1645 - Second page about patient who is dead. Want to go, but realize that the situation up there can't really go downhill, and there is so much work to be done in ER.

1730- Third page about patient who is dead.

1800 - Grab quick dinner and return two pages. Give prayer of thanks that the ladies of the verandah let you use the kitchen phone.

1810 - Fourth page about patient who is dead. Mention you had to get some quick dinner.

1812 - Fifth page from Nurse Manager about patient who is dead. Learn to never mention that you had eat.

1830 - Go to dead patient's room. When you get there, realize this is a 33 yo woman who has been in persistent vegitative state after a tragic and unexpected head bleed, and in some ways death is probably a mercy to her. Try not to look at her 5 and 8 year old daughters who watch you and you listen for a heart beat or breath. Awkwardly stumble through what to say. Pray with family and cry a few tears with them as they mourn. Try to collect yourself before returning to the 2 admissions you already have in the ER.

1900 - 0600 Stay in ER and try to work your way through the list of admissions that keep growing longer and longer by the minute. Tense up every time and ER doctor walks by as you fear they are coming to tell you there is another one you have to add to your list. Around 0230, begin to lose all capacity for coherent thought and run to the lounge for some caloric and caffein-ific reinforcements. Feel guilty about eating a delicious little debbie brownie.

0600 - Start writing notes on all the patients you already had before this call, PLUS the patients you just admitted. This will take a while since your brain is working at about 10% of its usual capacity.

0625 - Deal with difficult patient family. Pray for patience.

0900 - Start rounding with attending.

0945 - Still rounding. Begin to get emotional since no breakfast has been eaten. Subtly suggest some breakfast. Want to cry with joy when the attending agrees. Get breakfast and enjoy a few minutes of non-medical conversation.

1030 - Deal with same difficult patient family. Still pray for patience.

1100 - Still rounding. Wonder if you will ever leave, and realize you have to come back tomorrow and that you are on DAY CALL tomorrow, which only means more patients.

1145 - Still rounding, but you can see the light at the end of the tunnel. Visit with another precious 93 yo lady who makes you smile.

0100 - Finish rounding. Check out to oncoming resident who can't believe you are still here.

0130 - Rejoice as you walk outside to your car. Drive home slowly, hoping you don't wreck.

0138 - Arrive at home.

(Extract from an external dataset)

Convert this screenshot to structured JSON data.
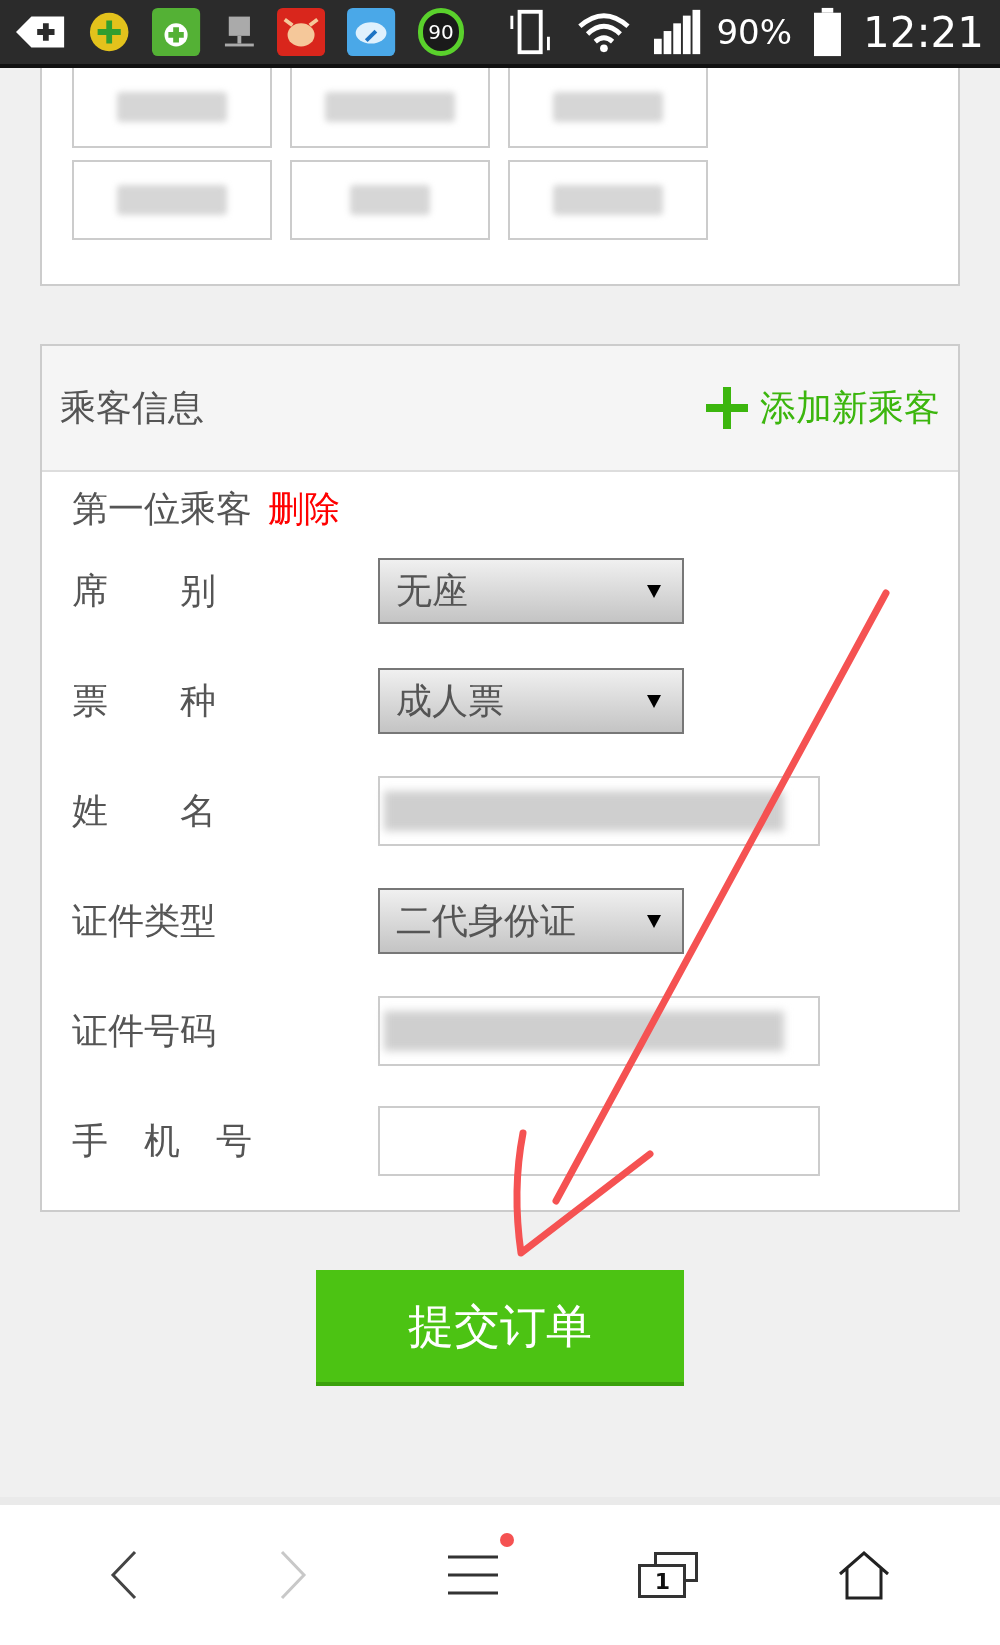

0142 - fall into bed. Hurray the day is done!

3 comments:

MamaBear of The Potter Place said...

This is truly frightening. I hope you're eating well and taking your vitamins.

Ken Shomo said...

I read through this once, then went through again to try to figure out where you grabbed some sleep. Not to mention write the blog!

Aubrey said...

Oh no....there was no sleep. Not until Sunday at 1:30 when I finally got home. I wrote the blog during the 2.5 hrs I was awake on Sunday afternoon (from 6:45pm - 9:00pm). Although I have gotten sleep on some call nights, I don't really expect it ever. (I yearn for it, always, but never expect it.)